| PROBLEM REQUIREMENTS |
The listing below should be printed exactly, every line of it. Skip the pictures.

| DATA UNDER STUDY |
=== Section Start ===
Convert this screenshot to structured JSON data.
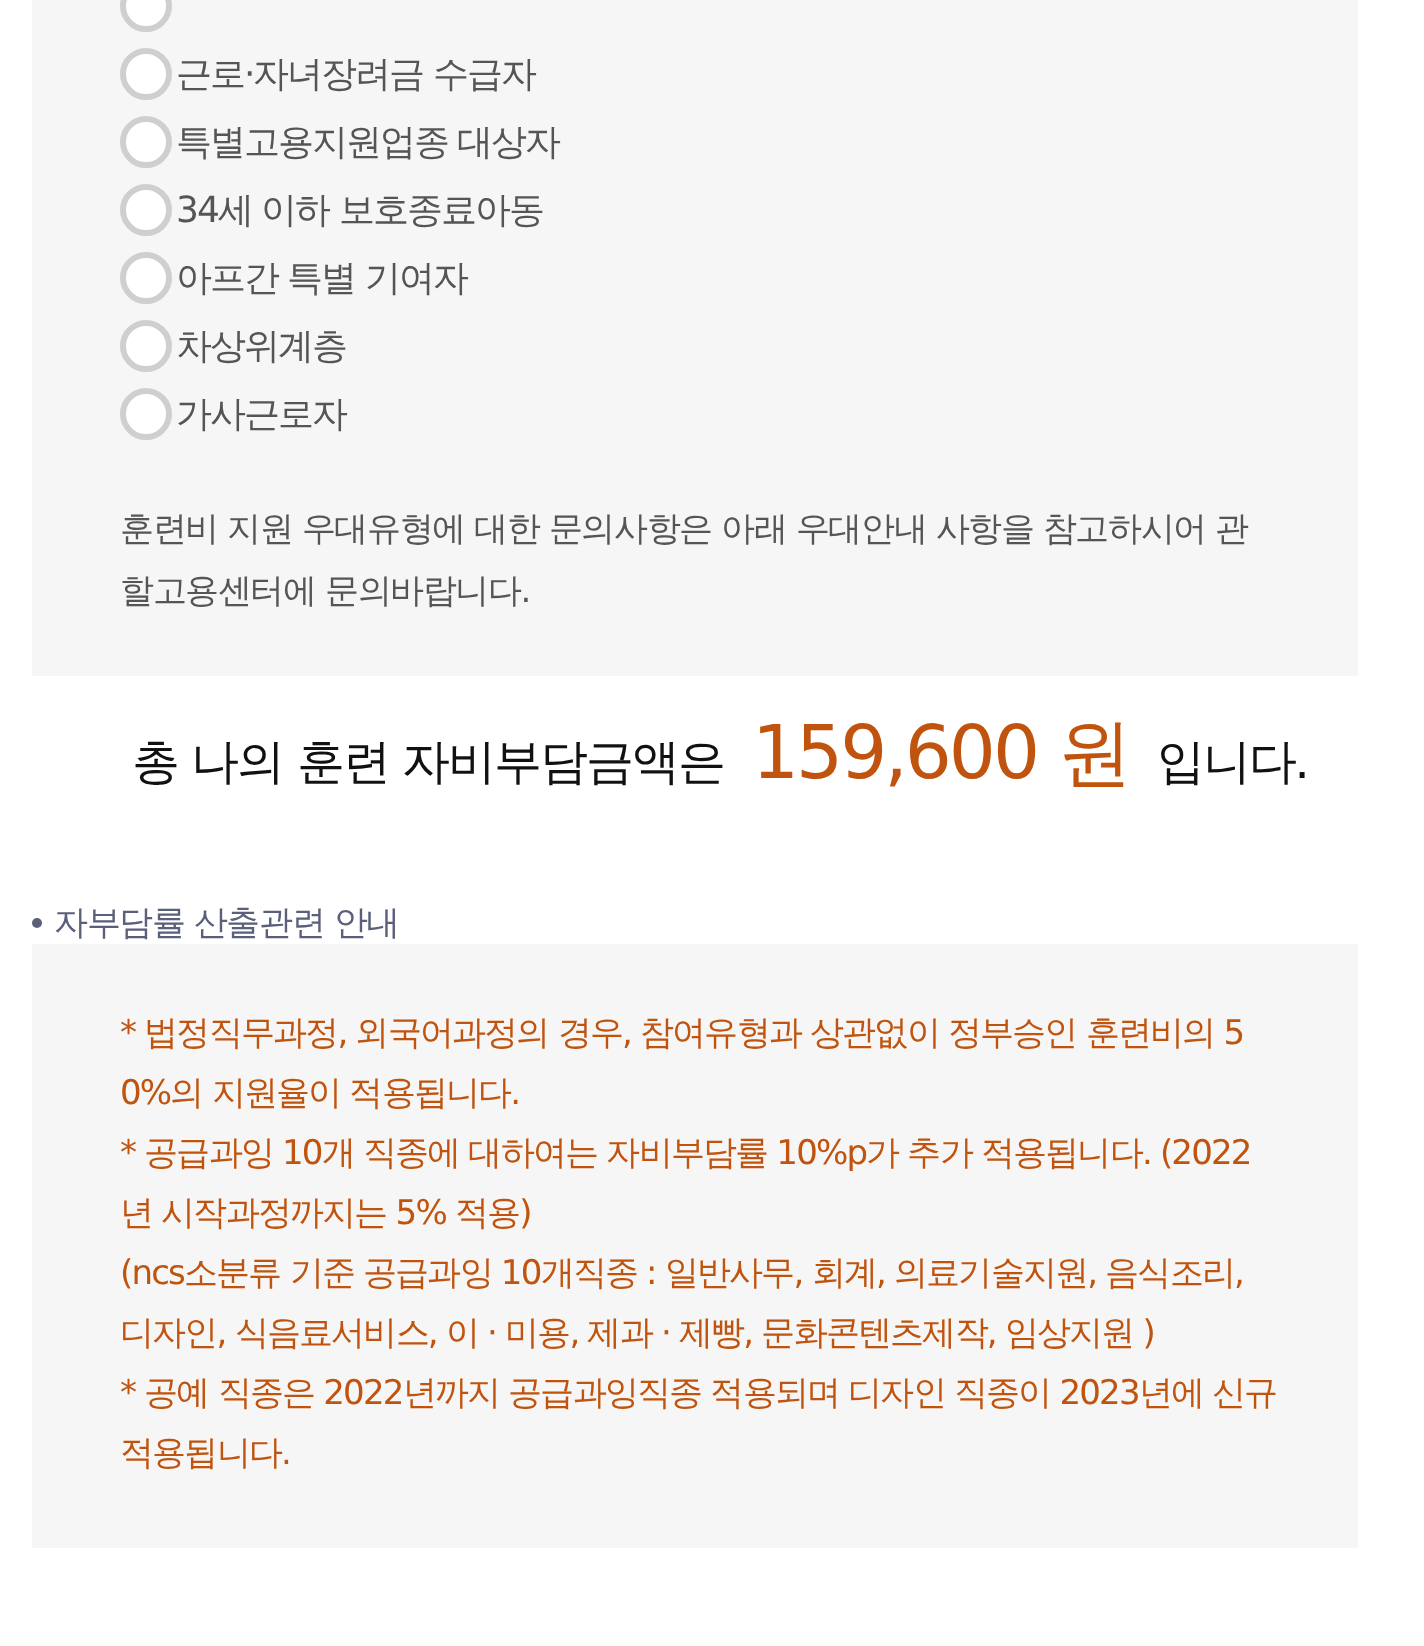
{
  "preferential_types": {
    "options": [
      {
        "selected": false
      },
      {
        "label": "근로·자녀장려금 수급자",
        "selected": false
      },
      {
        "label": "특별고용지원업종 대상자",
        "selected": false
      },
      {
        "label": "34세 이하 보호종료아동",
        "selected": false
      },
      {
        "label": "아프간 특별 기여자",
        "selected": false
      },
      {
        "label": "차상위계층",
        "selected": false
      },
      {
        "label": "가사근로자",
        "selected": false
      }
    ],
    "notice": "훈련비 지원 우대유형에 대한 문의사항은 아래 우대안내 사항을 참고하시어 관할고용센터에 문의바랍니다."
  },
  "total": {
    "prefix": "총 나의 훈련 자비부담금액은",
    "amount": "159,600 원",
    "suffix": "입니다."
  },
  "rate_info": {
    "title": "자부담률 산출관련 안내",
    "notes": [
      "* 법정직무과정, 외국어과정의 경우, 참여유형과 상관없이 정부승인 훈련비의 50%의 지원율이 적용됩니다.",
      "* 공급과잉 10개 직종에 대하여는 자비부담률 10%p가 추가 적용됩니다. (2022년 시작과정까지는 5% 적용)",
      "(ncs소분류 기준 공급과잉 10개직종 : 일반사무, 회계, 의료기술지원, 음식조리, 디자인, 식음료서비스, 이 · 미용, 제과 · 제빵, 문화콘텐츠제작, 임상지원 )",
      "* 공예 직종은 2022년까지 공급과잉직종 적용되며 디자인 직종이 2023년에 신규 적용됩니다."
    ]
  }
}
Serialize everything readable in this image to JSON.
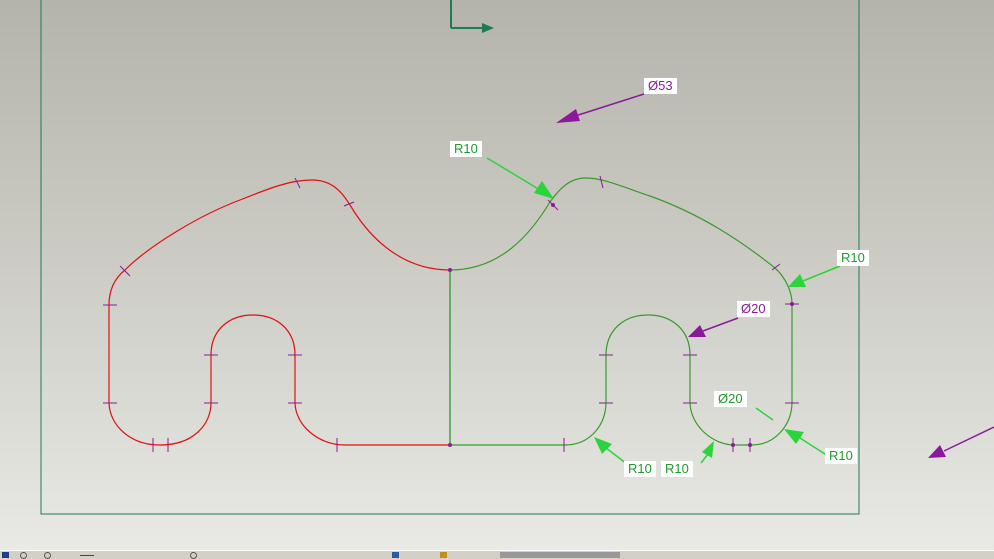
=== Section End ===
| OUTPUT |
Convert this screenshot to structured JSON data.
{
  "preferential_types": {
    "options": [
      {
        "selected": false
      },
      {
        "label": "근로·자녀장려금 수급자",
        "selected": false
      },
      {
        "label": "특별고용지원업종 대상자",
        "selected": false
      },
      {
        "label": "34세 이하 보호종료아동",
        "selected": false
      },
      {
        "label": "아프간 특별 기여자",
        "selected": false
      },
      {
        "label": "차상위계층",
        "selected": false
      },
      {
        "label": "가사근로자",
        "selected": false
      }
    ],
    "notice": "훈련비 지원 우대유형에 대한 문의사항은 아래 우대안내 사항을 참고하시어 관할고용센터에 문의바랍니다."
  },
  "total": {
    "prefix": "총 나의 훈련 자비부담금액은",
    "amount": "159,600 원",
    "suffix": "입니다."
  },
  "rate_info": {
    "title": "자부담률 산출관련 안내",
    "notes": [
      "* 법정직무과정, 외국어과정의 경우, 참여유형과 상관없이 정부승인 훈련비의 50%의 지원율이 적용됩니다.",
      "* 공급과잉 10개 직종에 대하여는 자비부담률 10%p가 추가 적용됩니다. (2022년 시작과정까지는 5% 적용)",
      "(ncs소분류 기준 공급과잉 10개직종 : 일반사무, 회계, 의료기술지원, 음식조리, 디자인, 식음료서비스, 이 · 미용, 제과 · 제빵, 문화콘텐츠제작, 임상지원 )",
      "* 공예 직종은 2022년까지 공급과잉직종 적용되며 디자인 직종이 2023년에 신규 적용됩니다."
    ]
  }
}
Serialize everything readable in this image to JSON.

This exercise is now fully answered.